There is a huge difference between being a great investor and running a great investment firm. The difference is the latter realizes that no amount of good advice or strong performance matters to the client who doesn’t follow it, or stick around long enough to benefit from it.
Those who run great investment firms bridge this gap with a simple trick: Clear and honest communication that ensures clients know what you’re doing, what to expect, and addresses the psychological barriers that pushe them away from adhering to good advice.
Financial professionals as a whole don’t have a great reputation. Advisors have a reputation of being salespeople, and money managers have a reputation for being not very good at what they do, fixated on the short term and beholden to whacky strategies they profess will outperform.
But there’s a chicken-and-egg problem here. I’d argue the main reason so many financial professionals stray towards short-termism is because it’s the only way to run a viable business in an industry where customers flee at the first sign of trouble. But the reason customers flee at the first sign of trouble is often because the advisor has done such a poor job communicating how investing actually works, what their strategy is, what they should expect as an investor, and how they deal with inevitable bouts of volatility and cyclicality. The advisor will blame the client, who he sees as shifty and performance-chasing. But many clients are never educated by their advisors to behave differently.
Put yourself in the client’s shoes. They’re trying to pick a good advisor or investment manager from a sea of thousands of options. They don’t have that much information to judge you on. Sure, there’s past performance. But that can be driven by luck and broader market returns.

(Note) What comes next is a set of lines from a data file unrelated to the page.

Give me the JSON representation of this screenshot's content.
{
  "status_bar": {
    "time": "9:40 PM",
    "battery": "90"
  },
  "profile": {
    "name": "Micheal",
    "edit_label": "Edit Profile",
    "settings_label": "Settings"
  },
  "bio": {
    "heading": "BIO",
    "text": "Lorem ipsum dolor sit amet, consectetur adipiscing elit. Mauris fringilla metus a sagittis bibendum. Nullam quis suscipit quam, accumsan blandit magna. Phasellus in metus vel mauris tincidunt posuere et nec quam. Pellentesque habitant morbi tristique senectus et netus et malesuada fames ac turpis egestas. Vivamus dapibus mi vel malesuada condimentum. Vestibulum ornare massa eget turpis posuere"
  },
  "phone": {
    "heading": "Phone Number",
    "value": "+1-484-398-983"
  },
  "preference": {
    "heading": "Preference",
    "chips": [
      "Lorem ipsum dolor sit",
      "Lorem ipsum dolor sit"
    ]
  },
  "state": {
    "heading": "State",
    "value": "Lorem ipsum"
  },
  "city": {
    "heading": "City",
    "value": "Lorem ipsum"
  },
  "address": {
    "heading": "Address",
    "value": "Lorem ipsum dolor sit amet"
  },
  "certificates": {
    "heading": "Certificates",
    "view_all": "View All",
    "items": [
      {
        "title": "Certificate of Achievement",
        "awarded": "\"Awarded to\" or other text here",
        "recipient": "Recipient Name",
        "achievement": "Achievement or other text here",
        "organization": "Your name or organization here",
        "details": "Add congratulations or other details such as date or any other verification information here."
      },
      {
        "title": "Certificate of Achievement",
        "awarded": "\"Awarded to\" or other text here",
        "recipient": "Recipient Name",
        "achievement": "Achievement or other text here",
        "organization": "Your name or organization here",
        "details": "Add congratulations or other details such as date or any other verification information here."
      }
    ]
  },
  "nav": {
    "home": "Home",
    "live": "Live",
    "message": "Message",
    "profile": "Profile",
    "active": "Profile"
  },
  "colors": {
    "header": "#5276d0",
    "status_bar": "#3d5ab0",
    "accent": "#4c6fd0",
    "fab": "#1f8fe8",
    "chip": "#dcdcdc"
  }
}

When a client has something as important as their life savings on the line and limited information to judge you on, can you blame them for bailing at the first sign of trouble?
Unless you’ve held their hand, told them your story, been utterly honest with them and explained what they should expect, it’s hard for them to distinguish between run-of-the-mill volatility and a manager who lacks skill. So they leave, unwilling to take a flyer on something that’s so important to them. Bailing out after a decline is self-destructive behavior. But if you’re a client who’s just thrown a prospectus and been told, “Good luck, hang on tight!” I can’t blame you for doing it.
The most overlooked trait of investing success is communicating to your clients the softer and emotional side of investing. A knowledge of market history. An acceptance of volatility as a normal part of investing. That you can be wrong on half your investments and still do well over time. (CW8888: So I am doing it right! Hee Hee)